Sonica - various venues, Glasgow, Thu 31 Oct–Sun 3 Nov 2013
- Gareth K Vile
- 8 November 2013
The sound art festival features performances and installations from Raydale Dower and HC Gilje
‘Sound Art’ is an eclectic genre, encompassing electro-acoustic composition and installation soundscapes. The Sonica festival’s intention, to provide ‘sonic art for the visually minded’, goes further, programming cross-platform opera (The Buffer Zone) alongside Voice and Compositions for Involuntary Strings, which are closer to a traditional concert.

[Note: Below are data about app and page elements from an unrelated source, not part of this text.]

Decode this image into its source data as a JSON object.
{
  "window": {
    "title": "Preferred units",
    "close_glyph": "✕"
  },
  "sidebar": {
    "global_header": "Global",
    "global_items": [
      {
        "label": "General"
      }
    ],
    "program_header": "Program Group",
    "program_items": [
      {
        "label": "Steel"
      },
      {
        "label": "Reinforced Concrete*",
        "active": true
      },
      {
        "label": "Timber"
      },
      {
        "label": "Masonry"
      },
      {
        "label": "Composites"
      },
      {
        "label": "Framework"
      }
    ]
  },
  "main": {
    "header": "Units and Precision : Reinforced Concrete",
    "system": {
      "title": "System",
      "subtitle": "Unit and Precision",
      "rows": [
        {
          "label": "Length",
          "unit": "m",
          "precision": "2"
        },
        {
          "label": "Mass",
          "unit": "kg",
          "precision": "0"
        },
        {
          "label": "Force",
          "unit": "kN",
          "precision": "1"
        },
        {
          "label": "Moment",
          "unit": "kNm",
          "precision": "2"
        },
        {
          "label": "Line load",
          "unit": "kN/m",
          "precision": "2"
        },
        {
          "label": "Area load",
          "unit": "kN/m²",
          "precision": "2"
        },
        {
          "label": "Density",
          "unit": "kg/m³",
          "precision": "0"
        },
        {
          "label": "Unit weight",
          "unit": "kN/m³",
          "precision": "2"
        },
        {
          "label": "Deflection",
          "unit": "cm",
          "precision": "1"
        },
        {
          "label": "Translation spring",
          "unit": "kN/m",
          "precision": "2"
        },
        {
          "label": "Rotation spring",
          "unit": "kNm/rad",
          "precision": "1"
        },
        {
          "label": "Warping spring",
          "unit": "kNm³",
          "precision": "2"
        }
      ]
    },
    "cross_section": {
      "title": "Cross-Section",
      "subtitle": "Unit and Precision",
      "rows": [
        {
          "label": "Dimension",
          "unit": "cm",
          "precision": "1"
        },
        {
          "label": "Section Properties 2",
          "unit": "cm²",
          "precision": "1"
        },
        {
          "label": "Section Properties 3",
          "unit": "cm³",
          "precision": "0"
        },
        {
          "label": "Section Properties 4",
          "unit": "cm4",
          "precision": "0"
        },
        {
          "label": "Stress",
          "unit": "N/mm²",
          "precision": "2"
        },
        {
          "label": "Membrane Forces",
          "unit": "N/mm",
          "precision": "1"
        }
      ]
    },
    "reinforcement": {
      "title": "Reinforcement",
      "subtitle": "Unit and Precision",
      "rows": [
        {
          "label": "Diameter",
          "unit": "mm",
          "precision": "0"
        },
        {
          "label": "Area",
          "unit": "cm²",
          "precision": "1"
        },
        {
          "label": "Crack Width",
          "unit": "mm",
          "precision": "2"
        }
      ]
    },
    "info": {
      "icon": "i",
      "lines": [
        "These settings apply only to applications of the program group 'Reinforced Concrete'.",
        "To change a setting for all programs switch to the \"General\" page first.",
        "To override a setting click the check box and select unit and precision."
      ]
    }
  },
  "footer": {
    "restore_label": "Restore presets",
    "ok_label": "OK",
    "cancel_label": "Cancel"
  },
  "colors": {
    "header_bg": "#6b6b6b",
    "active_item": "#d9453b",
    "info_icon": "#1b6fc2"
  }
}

Raydale Dower’s The Eye of the Duck installation in the CCA is a cheeky remake of David Lynch’s famous ‘Cooper’s Dream’ scene from Twin Peaks, yet Voice and Involuntary Strings mean serious business. Voice is a duet for distorted vocals and light design, while Involuntary Strings is an experiment that examines what sounds can be made when musicians are wired to a machine controlling their playing. The Eye of a Duck is accessible, witty and concise; the two concerts are intriguing and challenging.
Close to a standard gig – HC Gilje’s dramatic light-score would not be out of place at a rock concert – Voice has moments of populist clarity. The finale, when singer and composer Maja SK Ratkje excavates the dusty poetry of old folk song, is moving and passionate, and the bulk of the performance is taken up by a vigorous and aggressive exploration of the treated voice, modulated by machines. Ratkje coos and growls, hemmed in by Gilje’s screens. The atmosphere is claustrophobic, evocative of a ritual performed in a cave, and, ironically, the piece uses technology to simulate a primal, emotive roar.
Ratkje struggles to maintain the intensity, though, and Gilje’s deliberate refusal to illustrate the music’s cadences prevents a fully immersive performance. Ratkje seems to be testing the possibilities of manipulated vocals rather than focusing them into something awesome.
Involuntary Strings has little visual appeal, aside from a string quartet connected to the mains: Michaela Davies sets ‘manipulated’ players against two ‘free’ players, comparing and contrasting the sounds of involuntary muscle movement against the trained precision of the conscious musician. Sadly, the idea is more fascinating than the result – Davies even refers to the involuntary music as ‘not playing properly’. While this may be the start of an ongoing study, which might develop into more engaging compositions, the musical result is predictable. Some eloquent melodies battle some scraping notes.
Sonica’s programme is admirable for sketching the boundaries of sound art, and offers glimpses into the outer edges of composition. While the main events at Tramway highlight musicians working toward new strategies, the installations, including Dower’s Duck and Sven Werner’s menacingly nostalgic The Escapement, offer more immediate impact.